Filter the entries down to the lines containing "volume", and copy those lines.

------ Available records ------

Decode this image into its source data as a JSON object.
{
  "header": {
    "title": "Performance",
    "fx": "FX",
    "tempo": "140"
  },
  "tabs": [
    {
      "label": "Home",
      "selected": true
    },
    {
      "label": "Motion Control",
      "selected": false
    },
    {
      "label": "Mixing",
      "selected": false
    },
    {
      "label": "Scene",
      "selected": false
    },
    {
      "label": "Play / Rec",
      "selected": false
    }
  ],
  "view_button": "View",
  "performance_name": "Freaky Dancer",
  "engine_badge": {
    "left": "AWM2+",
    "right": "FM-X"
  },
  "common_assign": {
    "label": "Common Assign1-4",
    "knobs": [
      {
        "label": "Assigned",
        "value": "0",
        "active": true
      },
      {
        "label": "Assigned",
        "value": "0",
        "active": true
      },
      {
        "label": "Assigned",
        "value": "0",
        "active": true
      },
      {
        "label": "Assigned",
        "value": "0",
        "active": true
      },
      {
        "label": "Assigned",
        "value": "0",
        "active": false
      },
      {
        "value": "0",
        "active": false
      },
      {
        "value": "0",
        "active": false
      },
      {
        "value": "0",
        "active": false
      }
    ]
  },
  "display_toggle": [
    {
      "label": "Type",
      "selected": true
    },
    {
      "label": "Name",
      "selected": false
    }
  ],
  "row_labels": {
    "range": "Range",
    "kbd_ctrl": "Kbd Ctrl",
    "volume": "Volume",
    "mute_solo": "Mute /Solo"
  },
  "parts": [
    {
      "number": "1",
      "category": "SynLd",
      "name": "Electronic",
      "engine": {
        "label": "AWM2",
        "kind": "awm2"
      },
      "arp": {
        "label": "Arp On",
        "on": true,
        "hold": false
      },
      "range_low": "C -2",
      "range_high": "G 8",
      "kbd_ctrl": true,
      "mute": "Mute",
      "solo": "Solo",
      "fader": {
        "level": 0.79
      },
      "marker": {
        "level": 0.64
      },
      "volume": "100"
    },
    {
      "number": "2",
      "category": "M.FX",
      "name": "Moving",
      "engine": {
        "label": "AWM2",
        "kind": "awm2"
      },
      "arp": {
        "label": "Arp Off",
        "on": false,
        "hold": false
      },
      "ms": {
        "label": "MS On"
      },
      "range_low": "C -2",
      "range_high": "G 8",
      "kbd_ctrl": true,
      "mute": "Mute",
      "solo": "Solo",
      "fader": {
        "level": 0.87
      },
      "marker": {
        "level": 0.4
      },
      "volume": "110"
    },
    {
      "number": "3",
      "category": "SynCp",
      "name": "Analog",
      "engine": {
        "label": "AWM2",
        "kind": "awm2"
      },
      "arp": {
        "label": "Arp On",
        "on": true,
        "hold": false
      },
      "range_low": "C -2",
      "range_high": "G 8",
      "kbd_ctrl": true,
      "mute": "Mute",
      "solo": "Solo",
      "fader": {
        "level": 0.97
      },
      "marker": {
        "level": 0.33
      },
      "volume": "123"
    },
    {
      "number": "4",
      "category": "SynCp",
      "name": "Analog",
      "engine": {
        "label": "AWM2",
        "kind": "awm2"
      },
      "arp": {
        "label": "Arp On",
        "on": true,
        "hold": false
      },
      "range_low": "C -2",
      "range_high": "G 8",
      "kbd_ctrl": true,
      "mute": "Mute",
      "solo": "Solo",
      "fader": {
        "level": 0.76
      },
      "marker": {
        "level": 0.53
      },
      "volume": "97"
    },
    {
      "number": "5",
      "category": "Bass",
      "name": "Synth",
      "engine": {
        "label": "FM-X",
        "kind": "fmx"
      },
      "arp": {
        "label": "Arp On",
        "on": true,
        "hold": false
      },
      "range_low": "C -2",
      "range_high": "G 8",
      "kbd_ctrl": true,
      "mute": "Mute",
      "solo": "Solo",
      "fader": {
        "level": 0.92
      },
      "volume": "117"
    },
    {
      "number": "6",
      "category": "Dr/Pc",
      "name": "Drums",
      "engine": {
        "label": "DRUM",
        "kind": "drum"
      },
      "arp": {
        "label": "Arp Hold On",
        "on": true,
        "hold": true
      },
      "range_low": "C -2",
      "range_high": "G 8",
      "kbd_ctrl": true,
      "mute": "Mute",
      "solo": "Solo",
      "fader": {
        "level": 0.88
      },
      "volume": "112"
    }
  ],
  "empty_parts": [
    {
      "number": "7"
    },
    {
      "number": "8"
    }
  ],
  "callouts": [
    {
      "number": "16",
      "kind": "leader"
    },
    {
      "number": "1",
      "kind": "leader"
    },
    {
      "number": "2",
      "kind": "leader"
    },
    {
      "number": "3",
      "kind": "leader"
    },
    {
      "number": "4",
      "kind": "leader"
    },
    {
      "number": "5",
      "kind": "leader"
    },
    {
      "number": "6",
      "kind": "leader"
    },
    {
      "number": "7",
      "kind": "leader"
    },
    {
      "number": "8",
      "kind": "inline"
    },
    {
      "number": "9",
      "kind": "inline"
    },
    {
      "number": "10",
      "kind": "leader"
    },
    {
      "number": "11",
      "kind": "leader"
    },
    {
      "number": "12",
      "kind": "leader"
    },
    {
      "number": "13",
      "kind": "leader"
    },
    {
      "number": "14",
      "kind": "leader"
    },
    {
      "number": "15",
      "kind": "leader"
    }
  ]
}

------

* Output
    "volume": "Volume",
      "volume": "100"
      "volume": "110"
      "volume": "123"
      "volume": "97"
      "volume": "117"
      "volume": "112"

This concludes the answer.